I am a medical doctor and have been taking 100mg for several years--originally for GI dysmotility (Hollow Visceral Neuropathy) and have not yet noticed any untoward reactions.
My doctor told me to take 100mg every day, and I am feeling
worse than ever: tired, no get up and go, difficulty concentrating, waking up
more tired than when I got to bed, falling asleep during the day, you name it. I
feel as if I had aged 10 years in a month.
Too high a dose can cause insomnia or shallow sleep resulting in tiredness the next day.
I recently began taking COQ10 and noticed that there was a significant change in my health. I've felt so much better physically and mentally. My ability to focus had been lacking in the past year or so but now I think clearer. My energy levels are higher.

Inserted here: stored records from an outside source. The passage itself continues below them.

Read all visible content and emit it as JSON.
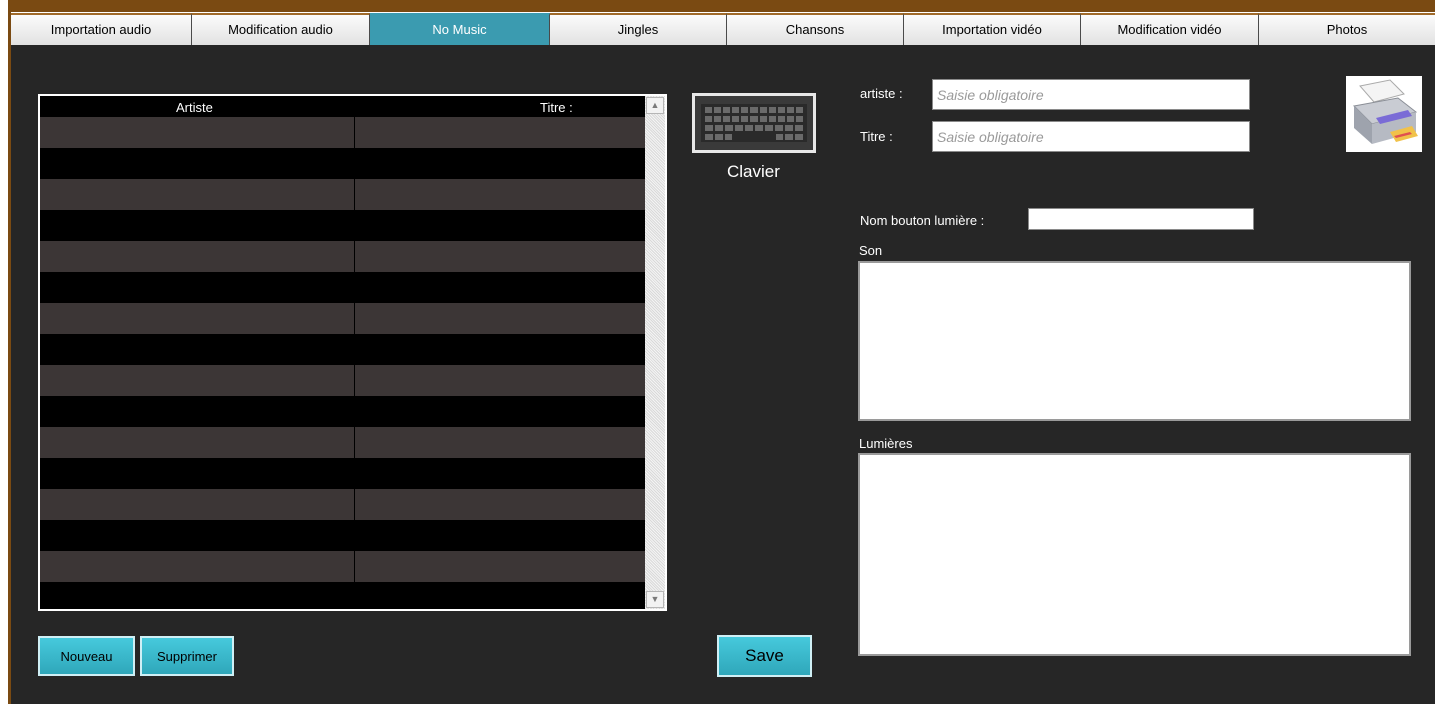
{
  "tabs": [
    {
      "label": "Importation audio",
      "active": false
    },
    {
      "label": "Modification audio",
      "active": false
    },
    {
      "label": "No Music",
      "active": true
    },
    {
      "label": "Jingles",
      "active": false
    },
    {
      "label": "Chansons",
      "active": false
    },
    {
      "label": "Importation vidéo",
      "active": false
    },
    {
      "label": "Modification vidéo",
      "active": false
    },
    {
      "label": "Photos",
      "active": false
    }
  ],
  "grid": {
    "columns": [
      "Artiste",
      "Titre :"
    ],
    "rows": [
      [
        "",
        ""
      ],
      [
        "",
        ""
      ],
      [
        "",
        ""
      ],
      [
        "",
        ""
      ],
      [
        "",
        ""
      ],
      [
        "",
        ""
      ],
      [
        "",
        ""
      ],
      [
        "",
        ""
      ],
      [
        "",
        ""
      ],
      [
        "",
        ""
      ],
      [
        "",
        ""
      ],
      [
        "",
        ""
      ],
      [
        "",
        ""
      ],
      [
        "",
        ""
      ],
      [
        "",
        ""
      ],
      [
        "",
        ""
      ]
    ],
    "scroll_up_icon": "arrow-up-icon",
    "scroll_down_icon": "arrow-down-icon"
  },
  "keyboard": {
    "icon": "keyboard-icon",
    "label": "Clavier"
  },
  "form": {
    "artiste_label": "artiste :",
    "artiste_placeholder": "Saisie obligatoire",
    "artiste_value": "",
    "titre_label": "Titre :",
    "titre_placeholder": "Saisie obligatoire",
    "titre_value": "",
    "light_button_label": "Nom bouton lumière :",
    "light_button_value": "",
    "son_label": "Son",
    "son_value": "",
    "lumieres_label": "Lumières",
    "lumieres_value": ""
  },
  "printer": {
    "icon": "printer-icon"
  },
  "buttons": {
    "nouveau": "Nouveau",
    "supprimer": "Supprimer",
    "save": "Save"
  },
  "colors": {
    "accent": "#3b9bb0",
    "button": "#35b8cc",
    "background": "#262626",
    "row_alt": "#3c3636",
    "frame": "#7a4a12"
  }
}
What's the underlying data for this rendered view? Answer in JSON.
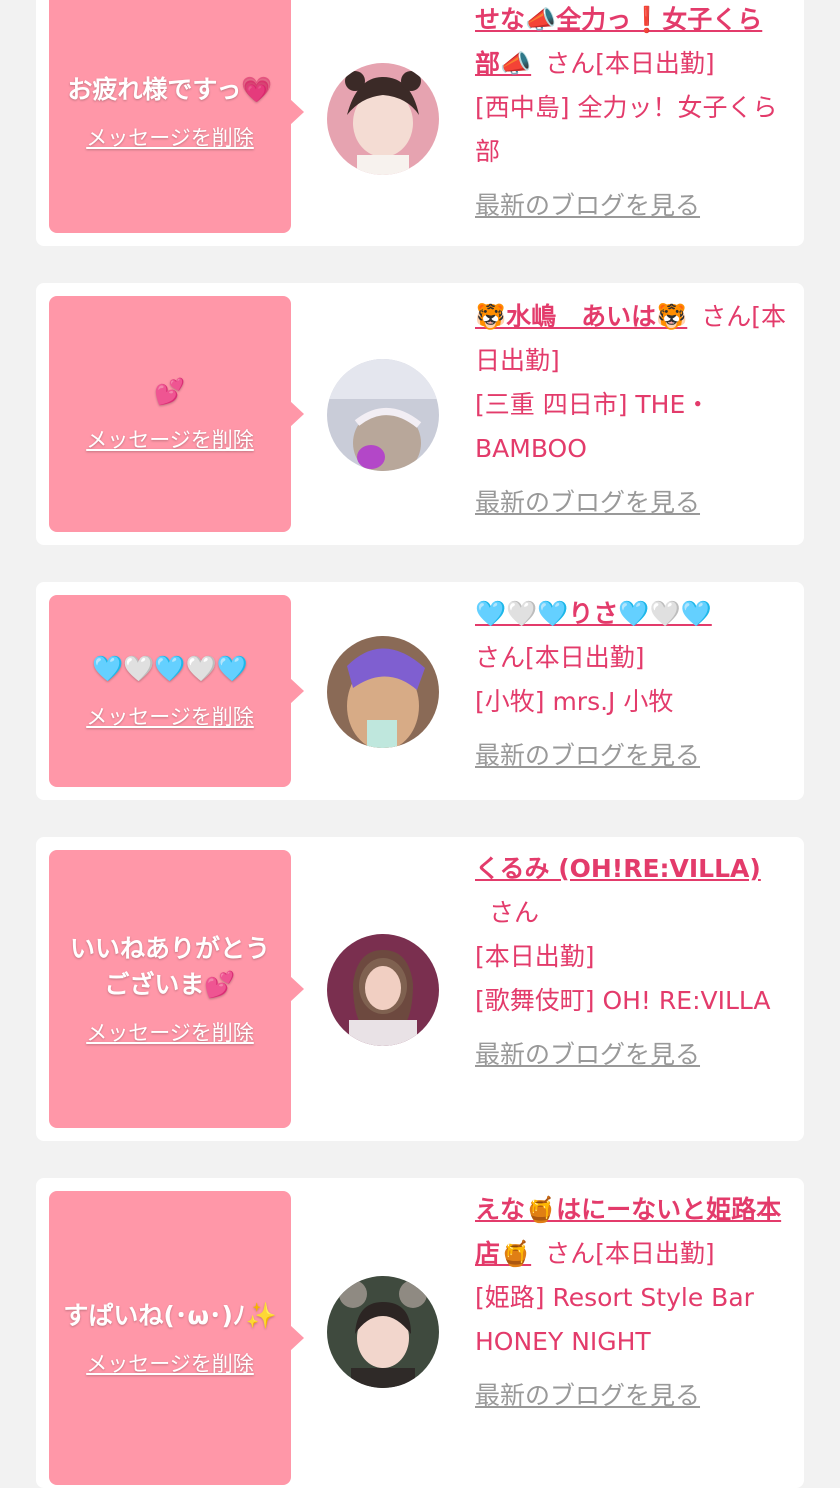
{
  "items": [
    {
      "message": "お疲れ様ですっ💗",
      "delete_label": "メッセージを削除",
      "name": "せな📣全力っ❗️女子くら部📣",
      "san": "さん",
      "status": "[本日出勤]",
      "shop": "[西中島] 全力ッ！女子くら部",
      "blog_label": "最新のブログを見る"
    },
    {
      "message": "💕",
      "delete_label": "メッセージを削除",
      "name": "🐯水嶋　あいは🐯",
      "san": "さん",
      "status": "[本日出勤]",
      "shop": "[三重 四日市] THE・BAMBOO",
      "blog_label": "最新のブログを見る"
    },
    {
      "message": "🩵🤍🩵🤍🩵",
      "delete_label": "メッセージを削除",
      "name": "🩵🤍🩵りさ🩵🤍🩵",
      "san": "さん",
      "status": "[本日出勤]",
      "shop": "[小牧] mrs.J 小牧",
      "blog_label": "最新のブログを見る"
    },
    {
      "message": "いいねありがとうございま💕",
      "delete_label": "メッセージを削除",
      "name": "くるみ (OH!RE:VILLA)",
      "san": "さん",
      "status": "[本日出勤]",
      "shop": "[歌舞伎町] OH! RE:VILLA",
      "blog_label": "最新のブログを見る"
    },
    {
      "message": "すぱいね(･ω･)ﾉ✨",
      "delete_label": "メッセージを削除",
      "name": "えな🍯はにーないと姫路本店🍯",
      "san": "さん",
      "status": "[本日出勤]",
      "shop": "[姫路] Resort Style Bar HONEY NIGHT",
      "blog_label": "最新のブログを見る"
    }
  ],
  "colors": {
    "page_bg": "#f2f2f2",
    "card_bg": "#ffffff",
    "bubble_bg": "#ff97a8",
    "accent_text": "#e33b6b",
    "muted_link": "#999999"
  },
  "icons": [
    "avatar-photo",
    "speech-bubble-pointer"
  ]
}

I am a nurse and well acquainted with traditional medicine. I was diagnosed with breast cancer. My younger sister was diagnosed several years ago. Our cancers were IDC and strongly ER and PR positive. Her cancer involved lymph nodes, mine non nodal. She went through chemo and radiation treatments, tried anti-hormonal (but too many adverse side effects). I have just finished radiation and will be encouraged to take tamoxifen. I started using "natural" progesterone cream when my sister was diagnosed after reading Dr John R. Lee's book on progesterone and his comment on his breast cancer patients maintaining remission while using the cream, my sister started at this time as well, I used the cream in hopes of deterring breast cancer and estrogen dominance...she used it to deter a breast cancer recurrence. My sister used many other supplements as well, has taken 100mg CoQ10 and other supplements. When my excisional biopsy lumpectomy came back positive with unclear margins, I asked my sister about her supplements and she mentioned the CoQ10, so I googled it and found about Dr. Folkers study in Denmark, using 390 mg and other supplements. I increased daily until I reached a 400 mg dose. MRI with CAD determined no other noticeable breast cancer, so partial mastectomy was scheduled for 3 weeks later to get clear margins and sentinel node biopsy. Well I took 400mg all the way until the night before surgery. The fairly large resected area came back with only a single 2.5mm cribiform cancer and at least a 5mm clear margin from there, initially the surgeon told me the first path report the cancer went to the edge of the margins, so to only find a single area on the whole resection made me think the supplement may have helped clear things up, Just as the women in the Denmark study experienced.